Newspoll and Ipsos both say they have a margin of error of roughly three percent -- meaning that, if a party's numbers change just one or two points between surveys, that should be taken with a grain of salt.
"We love to look at polls to see a few points difference, but reality is that it's often within the margin of error," Elgood said.
Polling Ins and Outs
William Bowe, editor of Australian electoral studies blog The Poll Bludger, explained the basic principals of polling:
"If you get about 2000 people out of even a very large population, you can get a margin of error of about two percent," Bowe said.
"With the basic mathematical theory of random sampling, then there's a 95 percent chance you'll get a result within two percent of the actual public opinion."
The polls must be representative of the demographics of Australia -- age, gender, socioeconomic status, location -- so that the results can be extrapolated.
"A real opinion poll must make a conscientious effort that represents a random sampling of the population," Bowe said.
The Polls To Take With A Grain Of Salt
Bowe said polls on social media are the ones to definitely take with a grain of salt. He also advised to largely ignore any polls commissioned by an interest group on specific topics, or polls on social media.

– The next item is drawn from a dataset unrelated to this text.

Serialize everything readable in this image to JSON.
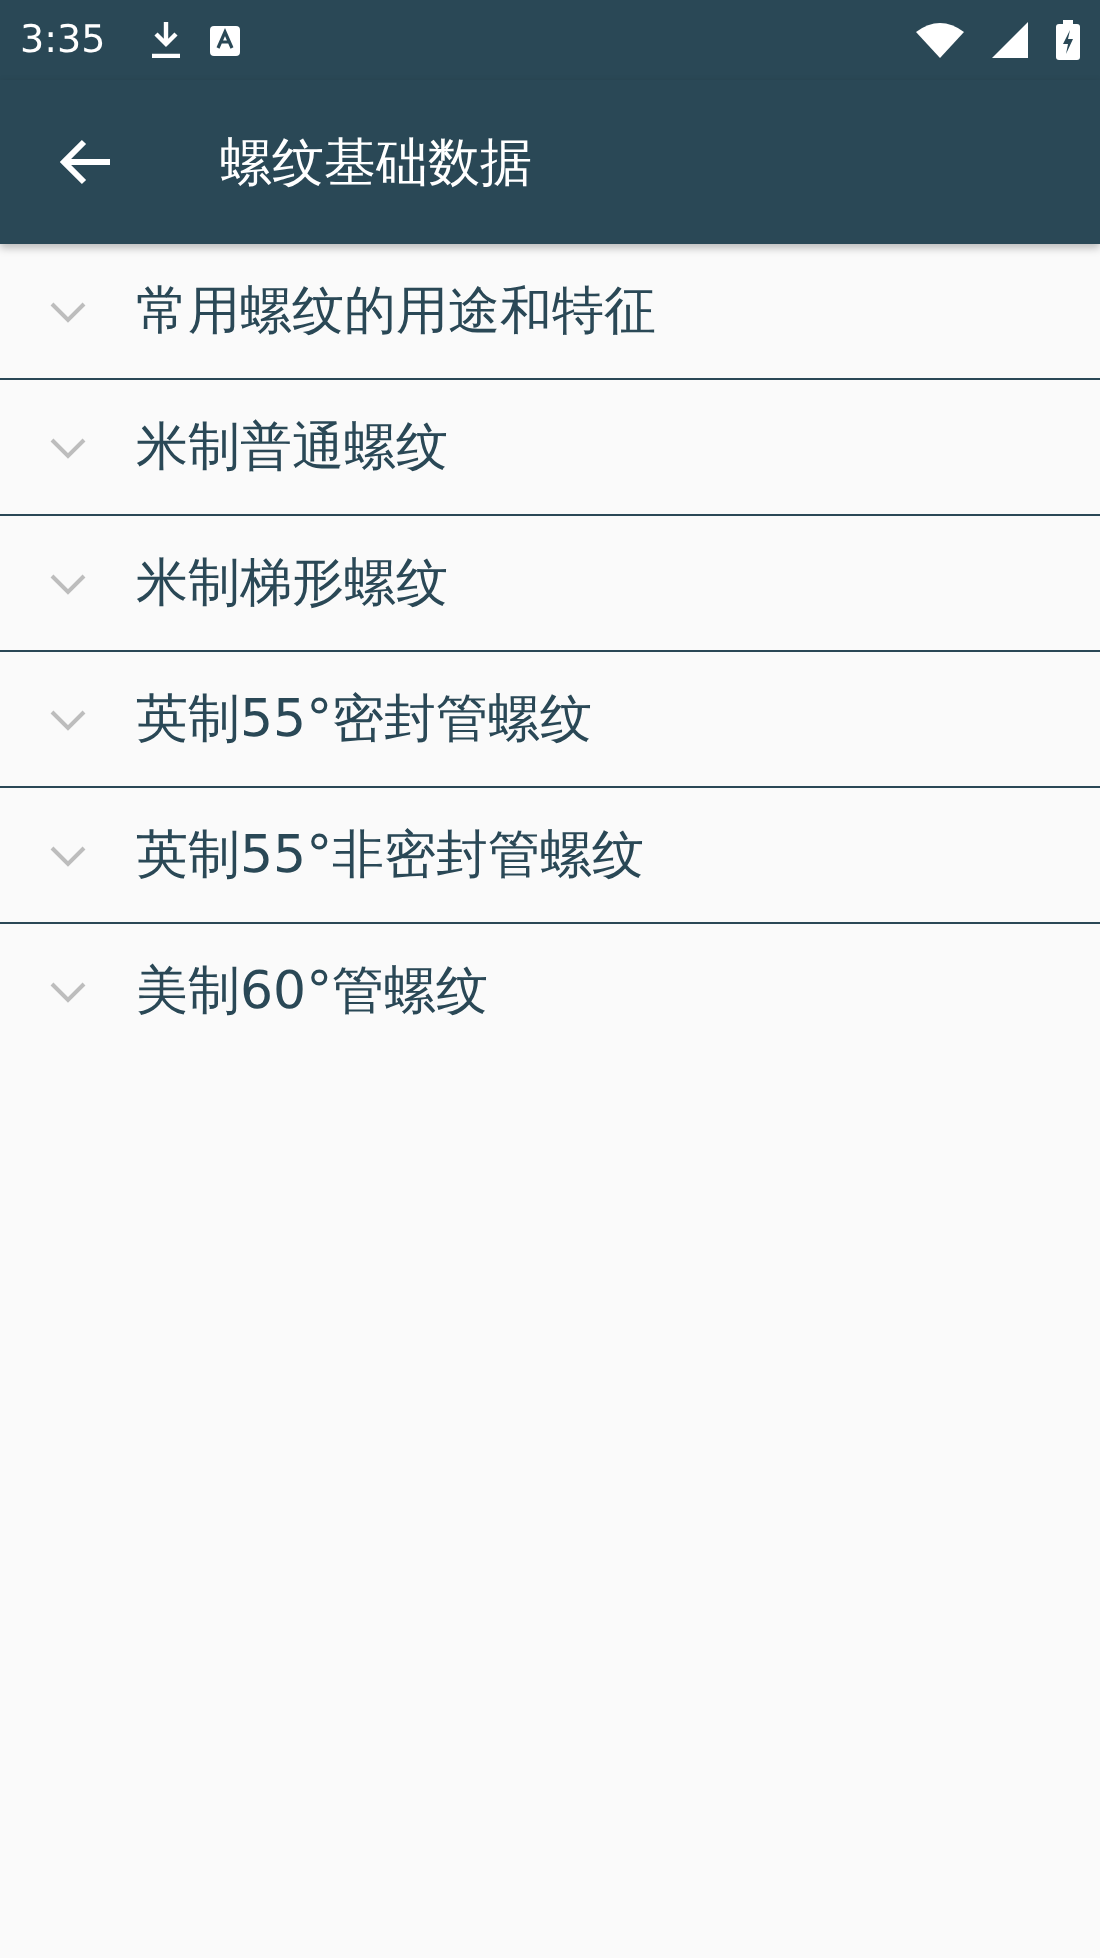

"Seat polls don't perform as well as national polls," Bowe said.
With lots of polling still to come in the next four weeks of the campaign, it pays to check the source of the poll, to look at the size of the sample, and look into what methodology has been used.
"I would look at any polls commissioned by an interest group, and ignore it," Bowe said.
"Questions will be asked to load into a press release to turn into a news story favourable to their point of view. I wouldn't pay attention to polls commissioned by a group with skin in the game."
Life Beyond Polls
Bowe, despite his work focusing on polling, said there is sometimes far too much focus given to them. He said politicians pay too much attention to poll and "lose their nerve in the face of them".
"We'd probably be healthier if we paid less attention and regarded polls as mildly interesting... governments need to behave as if there isn't an election on the weekend. They shouldn't be taken all that seriously."